Edo State governor, Godwin Obaseki, has imposed a 10pm to 5am curfew on the state and shifted the resumption of schools to February 1, in a bid to curb the spread of COVID-19 in the state.
Obaseki, who announced the measures at a press briefing on the second wave of the pandemic at Government House, Benin, stressed that the curfew became imperative following the spread of the virus among rural and urban dwellers, unlike the first wave when infections were limited to the urban centres.
The governor announced that schools in the state would resume tentatively on February 1 to ensure that modalities were put in place in line with the COVID-19 protocols, adding that a monitoring team from the State Universal Basic Education Board (SUBEB) would oversee compliance before the proposed date.
He stated that the resumption date might be shifted depending on the level of compliance with the COVID-19 protocols and how well the curve would have been flattened then.
Obaseki stated that the testing capacity for COVID-19 across the 18 local government areas of the state had been increased to 600 daily, while five isolation centres had been reactivated.
He attributed the widespread of the virus in the state to non-compliance with the COVID-19 protocols, especially the none use of face masks and observance of social distance, promising that going forward, sanctions would be imposed on defaulters as stipulated in the extant laws on containing infectious diseases.
“There had been a sustained increase in the second wave since it started about six weeks ago. People must adhere to the protocol for us to reduce the spread. If you are found flouting the regulations, we would force you to comply. We now have enforcement teams going around the cities and villages to ensure compliance. If you flout the law you will be prosecuted and convicted,” Obaseki said.
He added: “Accordingly, we are therefore reviewing the curfew from 10pm to 5am daily, starting from today, (Friday),” the governor added.
The governor noted that available data in the second wave indicated that children and elderly citizens are now easily affected, which is a departure from the first wave of the pandemic.
“We have evidence that suggests that more elderly people will be affected in this second wave and this second wave is driven by community transmission. We are now seeing more children and youths being infected and they account for these transmissions,” he said, adding: “Worship centres were being encouraged to ask the too young and the elderly members to stay at home.”
“All private and public schools in the state will resume February 1. We would go round to ensure that they comply with the COVID-19 protocols. In the meantime, schools will not resume until we review the situation,” he stated.
He also announced the closure of all swimming pools in hotels and other public places until the pandemic is over.
“My good people of Edo State, the battle against COVID-19 is one that we will fight together. The second wave is here with us, and we are confident because of the accomplishments in the first wave,” Obaseki assured.
Speaking on the implementation of the second wave by transporters, the deputy governor, Philip Shaibu, said the state is working closely with the National Union of Road Transport Workers (NURTW) to ensure that “no face mask no boarding rule” was strictly adhered to, adding that drivers and conductors would be held responsible for violation

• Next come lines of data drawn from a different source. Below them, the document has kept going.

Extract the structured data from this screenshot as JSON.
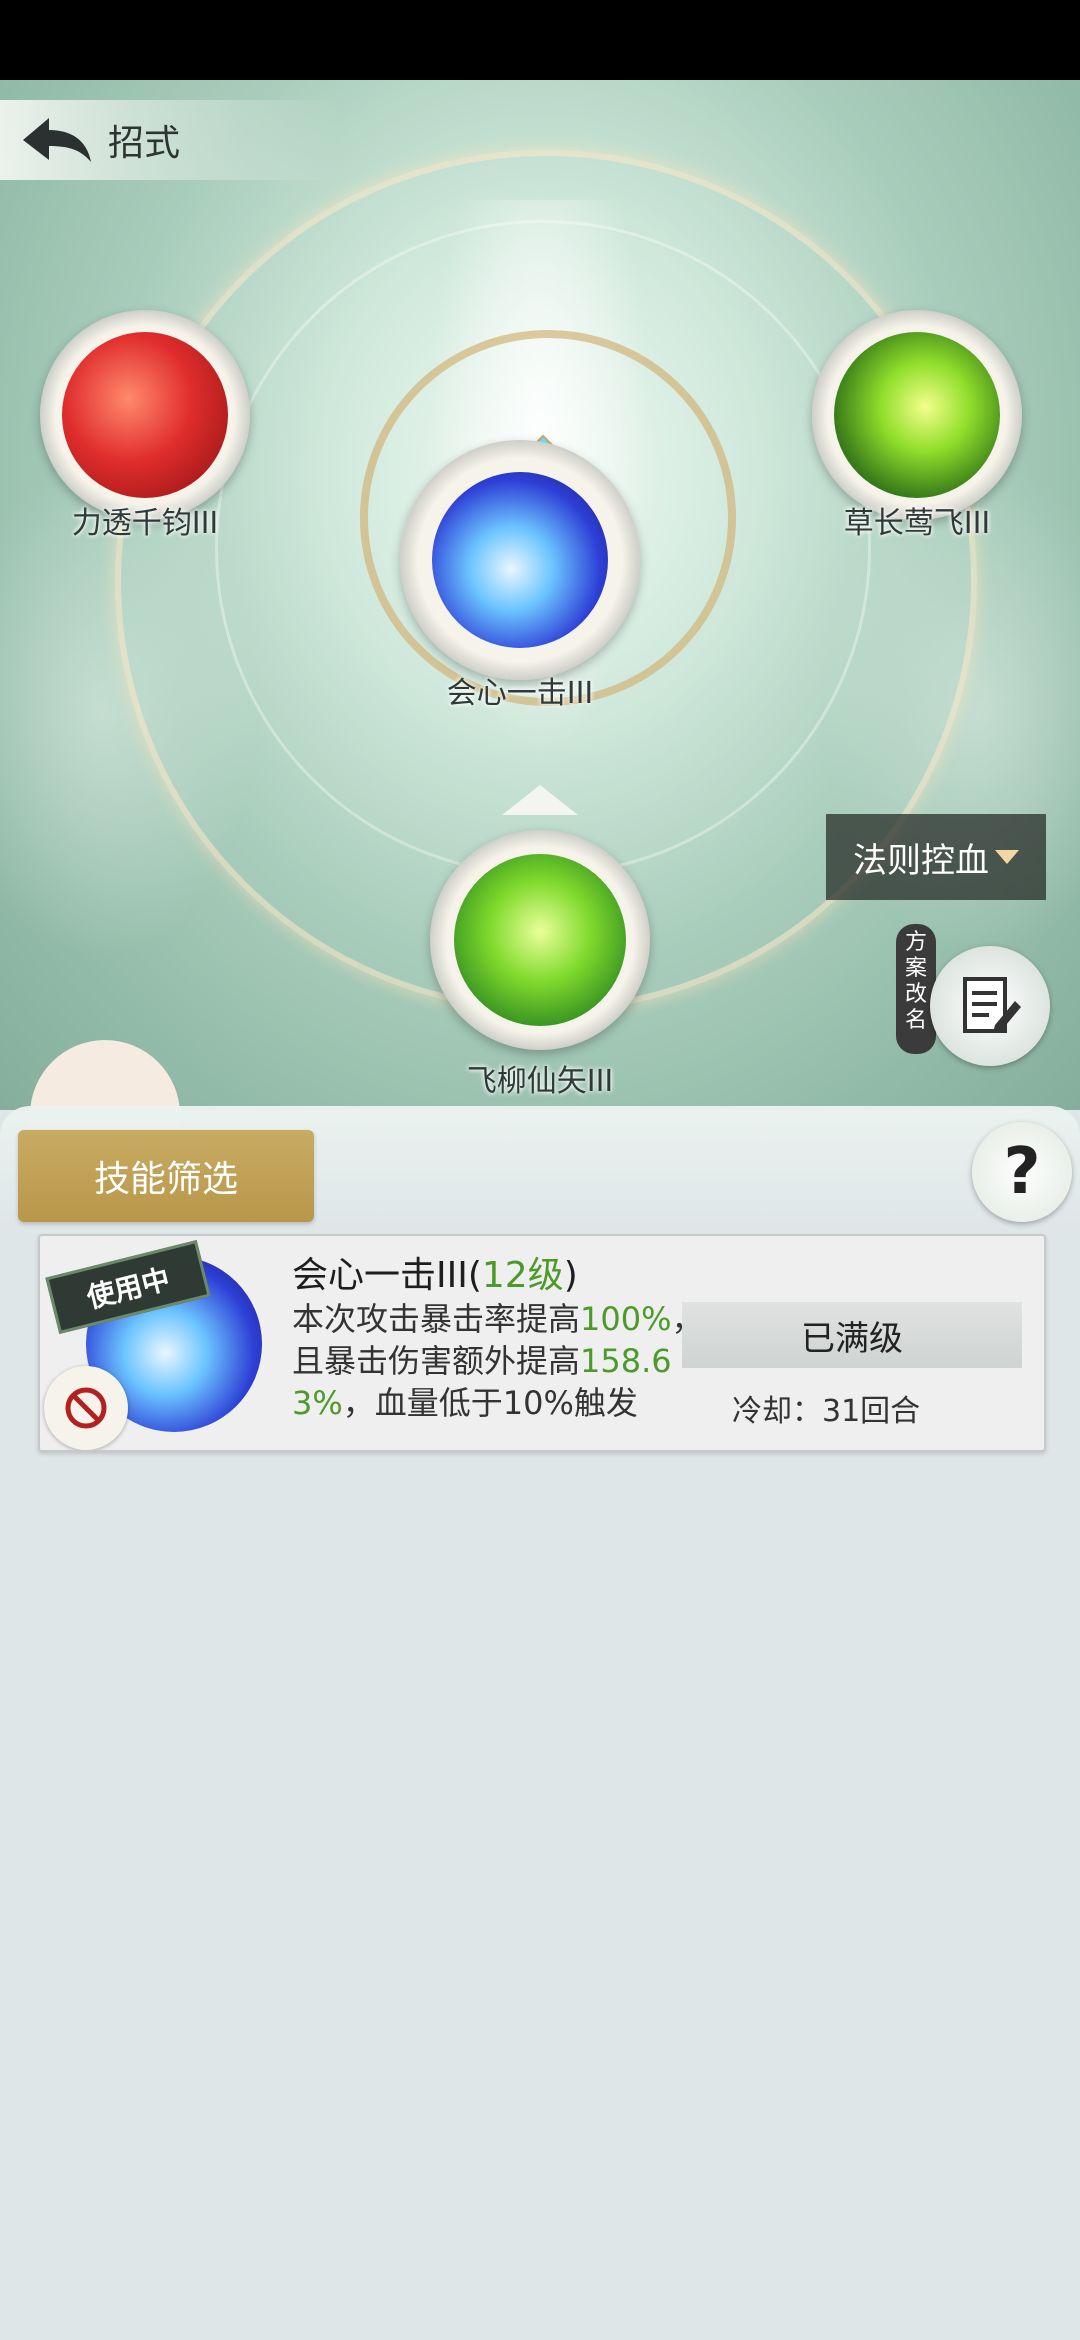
{
  "header": {
    "title": "招式"
  },
  "skills": {
    "top_left": {
      "name": "力透千钧III"
    },
    "top_right": {
      "name": "草长莺飞III"
    },
    "center": {
      "name": "会心一击III"
    },
    "bottom": {
      "name": "飞柳仙矢III"
    }
  },
  "scheme": {
    "name": "法则控血",
    "rename_label": "方案改名"
  },
  "panel": {
    "filter_label": "技能筛选",
    "help_label": "?"
  },
  "skill_card": {
    "badge": "使用中",
    "title": "会心一击III(",
    "level": "12级",
    "title_close": ")",
    "desc_1": "本次攻击暴击率提高",
    "desc_val_1": "100%",
    "desc_2": "，且暴击伤害额外提高",
    "desc_val_2": "158.63%",
    "desc_3": "，血量低于10%触发",
    "status": "已满级",
    "cooldown": "冷却：31回合"
  },
  "colors": {
    "level_green": "#4c9a2a",
    "filter_gold": "#c0a155"
  }
}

The deputy governor also disclosed that any passenger who flouted the order would be prosecuted on the spot alongside the driver of the commercial vehicle to serve as a deterrent to others.
Also speaking, the state COVID-19 Incident Manager, Andrew Obi, said there were plans to vaccinate at least 60 per cent of the state population in order to reduce the spread.